[[ Data records open ]]

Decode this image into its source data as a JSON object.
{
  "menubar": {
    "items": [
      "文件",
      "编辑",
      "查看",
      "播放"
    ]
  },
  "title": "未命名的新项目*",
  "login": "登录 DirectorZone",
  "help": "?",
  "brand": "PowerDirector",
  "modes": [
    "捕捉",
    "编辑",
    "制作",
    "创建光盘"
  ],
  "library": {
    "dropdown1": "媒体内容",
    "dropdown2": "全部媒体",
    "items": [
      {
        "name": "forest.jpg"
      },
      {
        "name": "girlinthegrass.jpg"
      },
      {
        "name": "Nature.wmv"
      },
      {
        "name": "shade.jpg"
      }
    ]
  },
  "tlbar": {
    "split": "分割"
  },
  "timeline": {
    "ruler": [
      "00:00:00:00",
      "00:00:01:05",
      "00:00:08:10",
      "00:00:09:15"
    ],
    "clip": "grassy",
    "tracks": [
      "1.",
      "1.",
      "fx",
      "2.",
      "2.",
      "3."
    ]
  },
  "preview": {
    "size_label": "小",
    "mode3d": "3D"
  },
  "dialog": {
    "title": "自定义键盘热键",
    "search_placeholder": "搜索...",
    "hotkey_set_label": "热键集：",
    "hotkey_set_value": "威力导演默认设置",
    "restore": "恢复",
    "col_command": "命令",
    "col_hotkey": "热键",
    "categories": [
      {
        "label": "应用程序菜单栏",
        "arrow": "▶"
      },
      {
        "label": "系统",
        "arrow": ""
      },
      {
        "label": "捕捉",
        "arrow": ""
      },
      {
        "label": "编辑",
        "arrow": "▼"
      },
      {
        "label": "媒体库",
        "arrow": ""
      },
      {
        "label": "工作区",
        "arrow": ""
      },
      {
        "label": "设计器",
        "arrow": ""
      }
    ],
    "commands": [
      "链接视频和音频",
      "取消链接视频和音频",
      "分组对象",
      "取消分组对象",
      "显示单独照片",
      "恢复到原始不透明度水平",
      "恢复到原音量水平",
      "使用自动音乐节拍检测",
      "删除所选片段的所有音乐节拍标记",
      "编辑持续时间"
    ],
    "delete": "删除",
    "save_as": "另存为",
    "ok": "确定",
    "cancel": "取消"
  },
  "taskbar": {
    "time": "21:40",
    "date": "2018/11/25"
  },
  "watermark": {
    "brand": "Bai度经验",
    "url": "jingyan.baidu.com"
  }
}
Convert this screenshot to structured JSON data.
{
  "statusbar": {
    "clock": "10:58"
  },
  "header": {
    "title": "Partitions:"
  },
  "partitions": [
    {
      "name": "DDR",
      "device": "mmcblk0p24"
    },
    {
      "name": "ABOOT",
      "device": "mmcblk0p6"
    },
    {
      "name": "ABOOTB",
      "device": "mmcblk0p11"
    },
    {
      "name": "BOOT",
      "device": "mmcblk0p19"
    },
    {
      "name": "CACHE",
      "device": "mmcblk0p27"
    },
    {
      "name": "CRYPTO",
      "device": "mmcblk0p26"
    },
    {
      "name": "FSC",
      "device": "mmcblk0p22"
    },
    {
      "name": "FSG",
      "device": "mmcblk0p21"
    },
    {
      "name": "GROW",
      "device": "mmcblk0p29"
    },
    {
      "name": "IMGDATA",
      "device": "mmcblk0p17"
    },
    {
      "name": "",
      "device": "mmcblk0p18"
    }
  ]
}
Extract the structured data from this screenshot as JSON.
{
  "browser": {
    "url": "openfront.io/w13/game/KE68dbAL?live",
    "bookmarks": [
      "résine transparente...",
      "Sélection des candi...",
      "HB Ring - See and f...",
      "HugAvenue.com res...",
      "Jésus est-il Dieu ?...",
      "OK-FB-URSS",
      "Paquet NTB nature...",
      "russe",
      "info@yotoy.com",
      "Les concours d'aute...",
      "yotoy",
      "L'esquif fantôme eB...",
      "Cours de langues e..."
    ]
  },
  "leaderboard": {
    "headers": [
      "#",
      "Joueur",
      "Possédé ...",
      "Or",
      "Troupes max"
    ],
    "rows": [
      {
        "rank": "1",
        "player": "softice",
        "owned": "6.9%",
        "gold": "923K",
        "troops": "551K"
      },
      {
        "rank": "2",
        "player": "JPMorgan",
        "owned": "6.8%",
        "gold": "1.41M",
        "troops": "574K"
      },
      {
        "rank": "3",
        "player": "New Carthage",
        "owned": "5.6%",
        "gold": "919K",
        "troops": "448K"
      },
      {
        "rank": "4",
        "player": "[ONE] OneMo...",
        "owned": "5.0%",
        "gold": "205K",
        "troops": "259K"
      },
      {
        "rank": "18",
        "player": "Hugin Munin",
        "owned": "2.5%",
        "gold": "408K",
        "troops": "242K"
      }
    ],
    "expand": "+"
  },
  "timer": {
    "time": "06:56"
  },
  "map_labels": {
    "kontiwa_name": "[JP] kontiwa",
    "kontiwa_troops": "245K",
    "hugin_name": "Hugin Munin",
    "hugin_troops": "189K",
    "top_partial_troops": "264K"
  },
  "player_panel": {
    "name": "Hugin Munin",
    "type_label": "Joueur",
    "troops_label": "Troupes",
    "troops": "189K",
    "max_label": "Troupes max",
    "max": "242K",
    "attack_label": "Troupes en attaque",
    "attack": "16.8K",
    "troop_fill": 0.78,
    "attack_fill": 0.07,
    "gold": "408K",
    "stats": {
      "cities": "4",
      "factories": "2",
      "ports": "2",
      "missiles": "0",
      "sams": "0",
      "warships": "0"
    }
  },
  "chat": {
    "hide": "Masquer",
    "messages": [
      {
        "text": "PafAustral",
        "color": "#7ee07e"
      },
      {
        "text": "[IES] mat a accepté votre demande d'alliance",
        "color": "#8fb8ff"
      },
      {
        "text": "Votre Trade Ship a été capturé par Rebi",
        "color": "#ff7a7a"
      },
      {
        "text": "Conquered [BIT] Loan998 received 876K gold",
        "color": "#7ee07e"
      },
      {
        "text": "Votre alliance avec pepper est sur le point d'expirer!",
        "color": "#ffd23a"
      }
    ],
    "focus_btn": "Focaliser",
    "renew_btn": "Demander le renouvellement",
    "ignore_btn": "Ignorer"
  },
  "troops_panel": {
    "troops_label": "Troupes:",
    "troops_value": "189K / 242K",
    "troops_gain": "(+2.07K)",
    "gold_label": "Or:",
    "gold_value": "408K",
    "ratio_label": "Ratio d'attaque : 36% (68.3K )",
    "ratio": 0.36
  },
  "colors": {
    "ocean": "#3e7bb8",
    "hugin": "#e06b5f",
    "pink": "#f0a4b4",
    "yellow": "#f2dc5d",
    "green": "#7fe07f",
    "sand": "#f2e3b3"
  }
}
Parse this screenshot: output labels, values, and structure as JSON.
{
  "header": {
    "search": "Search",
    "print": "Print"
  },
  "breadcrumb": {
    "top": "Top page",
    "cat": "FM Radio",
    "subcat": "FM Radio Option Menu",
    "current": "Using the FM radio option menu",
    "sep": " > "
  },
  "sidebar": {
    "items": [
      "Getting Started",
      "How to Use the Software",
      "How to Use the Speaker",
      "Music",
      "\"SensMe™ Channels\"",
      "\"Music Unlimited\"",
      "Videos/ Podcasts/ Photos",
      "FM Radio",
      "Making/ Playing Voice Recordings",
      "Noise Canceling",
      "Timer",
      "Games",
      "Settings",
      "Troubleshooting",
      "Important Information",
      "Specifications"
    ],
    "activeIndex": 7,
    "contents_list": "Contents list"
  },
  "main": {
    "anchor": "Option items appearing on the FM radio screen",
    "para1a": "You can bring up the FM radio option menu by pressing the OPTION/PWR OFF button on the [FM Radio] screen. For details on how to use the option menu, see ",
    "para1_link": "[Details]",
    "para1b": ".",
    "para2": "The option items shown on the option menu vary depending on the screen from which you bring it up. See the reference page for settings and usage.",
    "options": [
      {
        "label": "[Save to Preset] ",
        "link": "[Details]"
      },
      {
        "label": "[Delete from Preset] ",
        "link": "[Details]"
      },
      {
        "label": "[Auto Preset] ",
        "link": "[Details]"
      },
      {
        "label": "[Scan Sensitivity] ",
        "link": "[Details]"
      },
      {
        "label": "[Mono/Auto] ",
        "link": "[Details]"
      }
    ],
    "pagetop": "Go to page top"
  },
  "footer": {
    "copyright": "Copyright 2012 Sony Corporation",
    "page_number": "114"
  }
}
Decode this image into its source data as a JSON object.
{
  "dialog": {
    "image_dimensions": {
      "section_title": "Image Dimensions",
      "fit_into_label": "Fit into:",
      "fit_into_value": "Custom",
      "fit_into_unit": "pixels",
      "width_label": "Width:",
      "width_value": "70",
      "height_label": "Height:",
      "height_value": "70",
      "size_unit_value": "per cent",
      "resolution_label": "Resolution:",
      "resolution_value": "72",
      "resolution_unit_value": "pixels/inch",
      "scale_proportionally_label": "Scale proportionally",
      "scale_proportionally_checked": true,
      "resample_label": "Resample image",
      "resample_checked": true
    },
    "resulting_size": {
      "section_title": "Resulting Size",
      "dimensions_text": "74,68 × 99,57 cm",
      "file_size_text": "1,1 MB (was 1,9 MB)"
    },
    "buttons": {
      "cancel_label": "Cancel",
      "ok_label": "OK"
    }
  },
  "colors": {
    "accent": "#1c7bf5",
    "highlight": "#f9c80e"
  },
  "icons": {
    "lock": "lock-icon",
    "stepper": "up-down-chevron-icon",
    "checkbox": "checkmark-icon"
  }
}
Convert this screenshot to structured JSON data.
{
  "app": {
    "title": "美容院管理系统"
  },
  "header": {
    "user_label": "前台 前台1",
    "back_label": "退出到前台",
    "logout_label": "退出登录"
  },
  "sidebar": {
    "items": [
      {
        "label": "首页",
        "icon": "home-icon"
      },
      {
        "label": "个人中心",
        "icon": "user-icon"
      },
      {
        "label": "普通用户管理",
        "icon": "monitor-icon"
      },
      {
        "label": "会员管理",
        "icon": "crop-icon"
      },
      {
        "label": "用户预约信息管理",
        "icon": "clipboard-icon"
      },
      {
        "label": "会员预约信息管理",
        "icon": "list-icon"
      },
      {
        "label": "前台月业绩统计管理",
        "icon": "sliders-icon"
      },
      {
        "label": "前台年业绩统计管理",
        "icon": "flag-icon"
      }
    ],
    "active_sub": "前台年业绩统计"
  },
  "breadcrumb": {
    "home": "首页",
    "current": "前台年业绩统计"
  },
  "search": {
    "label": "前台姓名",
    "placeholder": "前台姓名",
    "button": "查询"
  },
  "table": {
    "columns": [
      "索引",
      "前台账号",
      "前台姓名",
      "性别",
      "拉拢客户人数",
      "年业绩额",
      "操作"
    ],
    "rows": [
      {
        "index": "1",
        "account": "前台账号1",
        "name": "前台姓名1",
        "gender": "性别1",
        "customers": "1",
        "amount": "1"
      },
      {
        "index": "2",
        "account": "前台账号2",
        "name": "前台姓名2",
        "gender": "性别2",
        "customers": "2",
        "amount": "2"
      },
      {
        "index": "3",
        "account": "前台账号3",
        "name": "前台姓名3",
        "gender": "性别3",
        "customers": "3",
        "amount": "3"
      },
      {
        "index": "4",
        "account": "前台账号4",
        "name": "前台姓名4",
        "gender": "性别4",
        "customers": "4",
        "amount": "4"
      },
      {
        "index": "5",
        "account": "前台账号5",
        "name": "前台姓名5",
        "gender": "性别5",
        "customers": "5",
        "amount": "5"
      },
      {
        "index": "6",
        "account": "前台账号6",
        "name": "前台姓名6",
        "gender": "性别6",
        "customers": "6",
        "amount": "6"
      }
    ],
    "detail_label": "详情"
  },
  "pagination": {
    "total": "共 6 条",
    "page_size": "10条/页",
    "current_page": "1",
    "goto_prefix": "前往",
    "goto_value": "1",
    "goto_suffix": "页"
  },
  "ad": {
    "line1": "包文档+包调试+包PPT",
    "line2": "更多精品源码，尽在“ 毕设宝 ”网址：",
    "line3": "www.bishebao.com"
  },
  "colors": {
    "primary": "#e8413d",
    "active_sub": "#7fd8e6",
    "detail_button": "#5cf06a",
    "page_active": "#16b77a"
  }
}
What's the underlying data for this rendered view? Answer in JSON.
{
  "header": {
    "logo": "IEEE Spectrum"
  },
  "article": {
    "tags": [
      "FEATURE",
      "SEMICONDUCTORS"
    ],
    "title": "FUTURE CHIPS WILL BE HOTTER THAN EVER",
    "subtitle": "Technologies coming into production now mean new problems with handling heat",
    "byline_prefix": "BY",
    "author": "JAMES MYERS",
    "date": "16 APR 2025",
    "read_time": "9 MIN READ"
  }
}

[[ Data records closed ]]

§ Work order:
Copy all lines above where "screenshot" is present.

§ Solution below:
Convert this screenshot to structured JSON data.
Extract the structured data from this screenshot as JSON.
Parse this screenshot: output labels, values, and structure as JSON.
Convert this screenshot to structured JSON data.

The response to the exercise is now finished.